The concepts around the Elm architecture at its core are starting to be more widely used. For those of you familiar with Redux, it is very similar to that. The Redux project has looked at Elm for inspiration. It is a simple architecture and the documentation does the best job of simplifying it:
The logic of every Elm program will break up into three cleanly separated parts:
Model — the state of your application
Update — a way to update your state
View — a way to view your state as HTML
This architecture is being used by many companies like Prezi, NoRedInk, and CarFax. It allows for complex web applications to scale well and to be refactored easily. The best part is that this is already built-in to the platform. There is no need to setup a bunch of different libraries, you simply install the Elm CLI and start developing.
Elm is a statically-typed language with type inference. The compiler is the biggest reason why companies working with Elm gets no run-time exceptions. It acts as a very friendly assistant for you while developing. Rather than going through a use case, let me just show you this:
Also — the compiler has even helped developers with ADHD stay focused.
You can see the benchmarks that were run back in July 2014 and more recently in August 2016. They are pretty impressive and I have not read a single account of poor performance from the companies using it in production.
To quote directly from their homepage:
Elm can detect all API changes automatically thanks to its type system. We use that information to force everything in our package catalog to follow semantic versioning precisely. No more surprises in PATCH releases!
There are currently about 554 packages. This was calculated by going to package.elm-lang.org and running the following in the console:
It is growing and I really like the guidelines for creating and publishing a package.
A Swedish startup that decided to use Elm from the beginning for their project and they describe the benefits and output of that decision.
NoRedInk has been using Elm in production for over a year now (if my math is right). They talked about the experience of running it in production for 6 months back in February.

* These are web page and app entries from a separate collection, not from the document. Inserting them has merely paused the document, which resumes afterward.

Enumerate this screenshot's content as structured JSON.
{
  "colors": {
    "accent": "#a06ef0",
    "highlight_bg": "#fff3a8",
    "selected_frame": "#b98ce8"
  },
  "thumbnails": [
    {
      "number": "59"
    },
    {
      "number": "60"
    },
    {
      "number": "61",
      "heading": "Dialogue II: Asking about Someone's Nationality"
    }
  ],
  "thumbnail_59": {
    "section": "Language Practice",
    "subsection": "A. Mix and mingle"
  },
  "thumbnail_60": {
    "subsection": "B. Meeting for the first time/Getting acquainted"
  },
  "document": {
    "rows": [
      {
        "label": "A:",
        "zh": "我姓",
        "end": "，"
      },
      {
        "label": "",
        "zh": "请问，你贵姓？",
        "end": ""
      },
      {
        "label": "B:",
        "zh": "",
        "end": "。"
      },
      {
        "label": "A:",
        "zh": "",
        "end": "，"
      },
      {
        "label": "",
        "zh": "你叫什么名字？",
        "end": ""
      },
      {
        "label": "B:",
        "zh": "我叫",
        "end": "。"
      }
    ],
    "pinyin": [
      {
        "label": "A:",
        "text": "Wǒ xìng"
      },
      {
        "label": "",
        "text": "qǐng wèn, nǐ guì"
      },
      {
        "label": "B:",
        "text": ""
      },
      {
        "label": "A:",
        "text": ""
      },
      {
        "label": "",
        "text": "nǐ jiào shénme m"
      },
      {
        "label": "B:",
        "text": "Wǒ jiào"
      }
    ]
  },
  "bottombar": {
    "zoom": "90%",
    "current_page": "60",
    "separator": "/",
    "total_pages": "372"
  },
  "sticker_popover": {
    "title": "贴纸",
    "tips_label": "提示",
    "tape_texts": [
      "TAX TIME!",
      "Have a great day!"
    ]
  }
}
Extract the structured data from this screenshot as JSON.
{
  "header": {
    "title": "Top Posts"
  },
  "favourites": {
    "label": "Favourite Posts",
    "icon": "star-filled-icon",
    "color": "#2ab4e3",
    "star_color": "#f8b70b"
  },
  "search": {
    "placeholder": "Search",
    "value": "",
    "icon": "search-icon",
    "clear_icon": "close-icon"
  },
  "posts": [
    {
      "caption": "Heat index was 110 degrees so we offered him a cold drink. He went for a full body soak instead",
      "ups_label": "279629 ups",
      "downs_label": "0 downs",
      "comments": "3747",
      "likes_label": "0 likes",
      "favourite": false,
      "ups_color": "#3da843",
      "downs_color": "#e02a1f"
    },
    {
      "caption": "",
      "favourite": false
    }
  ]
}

Futurice used it and wrote up their success around using Elm and how it helped their code base.